Inventario dell’archivio di Massimiliano Majnoni

Edited by Rita Romanelli and Valeria Ronchini, prefaces by Stefano Majnoni and Francesca Pino Rome, Edizioni di Storia e Letteratura, 2006

Rome, Edizioni di Storia e Letteratura, 2006

In this volume, Intesa Sanpaolo’s Historical Archives celebrate the acquisition of an important personal archive, belonging to bank director Marquis Massimiliano Majnoni, now digitalised and consultable at our Reading Room.

Massimiliano Majnoni (1894-1957), a Liberal-Catholic aristocrat, captain in the Great War who was decorated for bravery, a man of great cultural leanings, genealogist, bibliophile, letter writer and diarist, joined Banca Commerciale Italiana in 1921, heading its Rome delegation between 1935 and 1947: the headquarters of fledgling political movements and crucible for militant anti-Fascism between 1943 and 1945.

The “Max” Majnoni collection belongs to the archives of the aristocratic Majnoni family, with origins in Lombardy and prestigious ties to the court of Savoy, and the Baldovinetti di Poggio family, related to ancient Tuscan nobility and originally merchants by trade; it is kept at their 17th-century villa in Marti, near Pisa, and recognised as being of historical significance by the Archival Superintendence office of Tuscany.
The decision to acquire the collection was inspired not only by its exceptional wealth and integrity, but principally by the unique figure of the Marquis himself.
Between the two World Wars, Majnoni found himself – by accident of birth and by way of his career – in the circles deciding the future of Italy.
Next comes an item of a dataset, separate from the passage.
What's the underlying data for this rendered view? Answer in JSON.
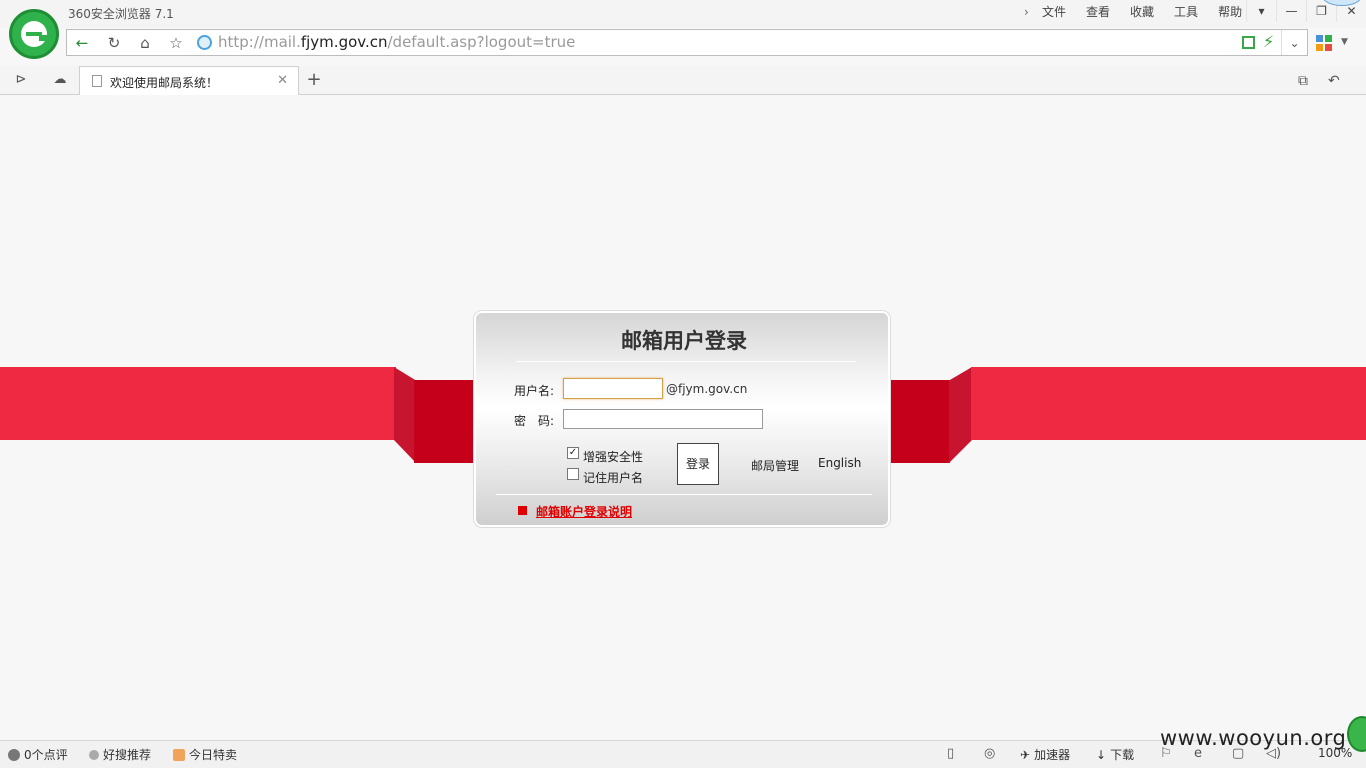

From the privileged viewpoint of Comit’s Rome delegation, he describes – in his diaries and extensive correspondence with politicians, intellectuals, aristocrats and economists – the history of Italy: from the time of Fascism to the slow, complex reconstruction of the country’s civic and democratic fabric.
While Majnoni was not a protagonist, it is only right to recognise his uncommon ability to pinpoint and describe the personalities and processes of his day, of which he has left us incisive evidence.
The archive is an excellent example of how official paperwork must be given multiple and more personal interpretations. Often, historical events risk being reduced to a list of names, facts and dates unless they are enlightened by evidence not only from their protagonists, but also the people, like Massimiliano Majnoni, who lived through them.